  • Suspending disbelief. This is the total immersion that a good movie or a good book gives you. True belief in the events as they unfold. This is an art to achieve and sometimes the movie industry fails. For instance using great plots and acting the original StarWars trilogy (episodes 4 to 6) were believable when being watched. However the subsequent episode 1 had you laughing at the improbability and studying the CGI.
  • Multi dimensional characters. This is an immense failing of games. Virtually all game characters are very simple and one dimensional. Solid Snake in Metal Gear Solid being possibly about as good as we have achieved thus far. Hollywood gives us vastly complex characters as a matter of course, so do books.
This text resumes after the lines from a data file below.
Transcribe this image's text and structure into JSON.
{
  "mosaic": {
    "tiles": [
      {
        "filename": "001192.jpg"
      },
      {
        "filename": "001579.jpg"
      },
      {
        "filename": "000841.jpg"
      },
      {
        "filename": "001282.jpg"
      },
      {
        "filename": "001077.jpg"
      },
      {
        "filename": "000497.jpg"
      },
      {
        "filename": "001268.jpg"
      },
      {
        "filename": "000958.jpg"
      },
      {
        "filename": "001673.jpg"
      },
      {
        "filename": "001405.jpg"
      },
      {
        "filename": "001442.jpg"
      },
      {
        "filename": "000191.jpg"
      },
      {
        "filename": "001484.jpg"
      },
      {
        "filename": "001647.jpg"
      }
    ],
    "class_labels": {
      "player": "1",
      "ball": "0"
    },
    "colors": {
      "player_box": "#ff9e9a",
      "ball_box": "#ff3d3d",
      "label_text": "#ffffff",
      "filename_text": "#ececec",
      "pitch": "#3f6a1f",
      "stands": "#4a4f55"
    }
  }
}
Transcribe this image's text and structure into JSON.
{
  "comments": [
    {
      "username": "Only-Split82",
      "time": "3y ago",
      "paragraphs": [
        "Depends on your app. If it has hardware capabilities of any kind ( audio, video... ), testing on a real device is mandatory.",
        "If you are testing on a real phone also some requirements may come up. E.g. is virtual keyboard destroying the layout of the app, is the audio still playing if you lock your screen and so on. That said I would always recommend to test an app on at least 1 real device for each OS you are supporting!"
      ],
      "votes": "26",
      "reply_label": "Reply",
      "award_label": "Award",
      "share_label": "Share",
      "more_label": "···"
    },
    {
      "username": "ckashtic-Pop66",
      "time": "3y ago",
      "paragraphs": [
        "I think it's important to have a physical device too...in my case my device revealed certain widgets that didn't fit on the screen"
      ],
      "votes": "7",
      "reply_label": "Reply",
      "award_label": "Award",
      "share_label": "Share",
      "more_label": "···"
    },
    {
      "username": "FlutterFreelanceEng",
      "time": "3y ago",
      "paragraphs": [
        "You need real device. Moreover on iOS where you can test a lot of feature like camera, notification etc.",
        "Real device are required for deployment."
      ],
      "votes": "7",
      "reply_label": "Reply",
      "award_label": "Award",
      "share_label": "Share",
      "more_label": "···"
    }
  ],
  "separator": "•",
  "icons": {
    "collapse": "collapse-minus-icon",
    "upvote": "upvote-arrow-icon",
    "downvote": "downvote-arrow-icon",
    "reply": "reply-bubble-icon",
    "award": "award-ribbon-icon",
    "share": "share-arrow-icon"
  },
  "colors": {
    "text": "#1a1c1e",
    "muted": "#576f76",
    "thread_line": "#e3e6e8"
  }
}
  • Emotional involvement. Many millions of people have cried or laughed out loud at the movies or watching television or reading books. Video games are miles behind. They are not crafted sufficiently well to engage powerful emotions as a matter of course. The movie industry employs masses of gag writers just to insert humour, something we would do well to learn from.
  • Handling adult themes in an adult manner. Especially sex. Books and films are full of it as a normal part of human behaviour. The video game industry is a bit like the Taliband, lots of violence but don’t involve the women in anything meaningful. Maybe too many of us are too geeky to have the life skills necessary to get it right.
  • Story lines and plots. Video games are very caught up in the skills/tasks/rewards cycle and so often fail to create a great overall context that progresses. Books and films do not have this mechanism so rely far more on the quality of the underlying plot. We can learn from this because the game mechanism combined with a good plot has already resulted in some of the best output from our industry.
  • Creative talent / technical talent. A big one this. The movie industry has masses of highly skilled and creative people at every level. Screenplay writers, sound, directors, cameramen, stunt men, special effects, lighting etc etc. The very best are still far more likely to be attracted to movies than they are to video games. This is changing with the upcoming generation but we still have a massive skills gap to cross.
  • Graphics resolution. When you watch a movie it is real people (usually) having their images caught by camera as they act. We have a lot of difficulty achieving this level of visual reality in gaming. We will one day, but not just yet.
  • Heritage. This is important. Written fiction has hundreds of years of tradition and writers stand on the shoulders of those who have gone before. The movie industry is around 100 years old, so they know what they are doing. They have evolved and learned their lessons. Whilst commercial video games have been with us for about 30 years most of that time has been as a niche entertainment media. It is only recently that we have got our act together sufficiently to go mass market. So a lot of time we don’t really know what we are doing. Look at all the shovelware on the Wii or all the failed MMOs, for instance.
  • Commentators and critics. This is immensely important with creative output. It is only from critical input from experts that you can learn and progress. Books and film both have a vast and sophisticated critical industry. Just listen to how often they are mentioned on the radio as one small example. Video gaming is still in the dark ages here, we desperately need far more and far better critical journalism to help us improve what we do.

Of course the video game industry will get there eventually and non interactive media will decline into being a sideshow. It was always strange expecting humans to be passive receivers of activities imposed upon them, which is what films, books and TV are. If you work in the industry there is still massive scope to gain competitive advantage by looking at the above list and applying the lessons contained within.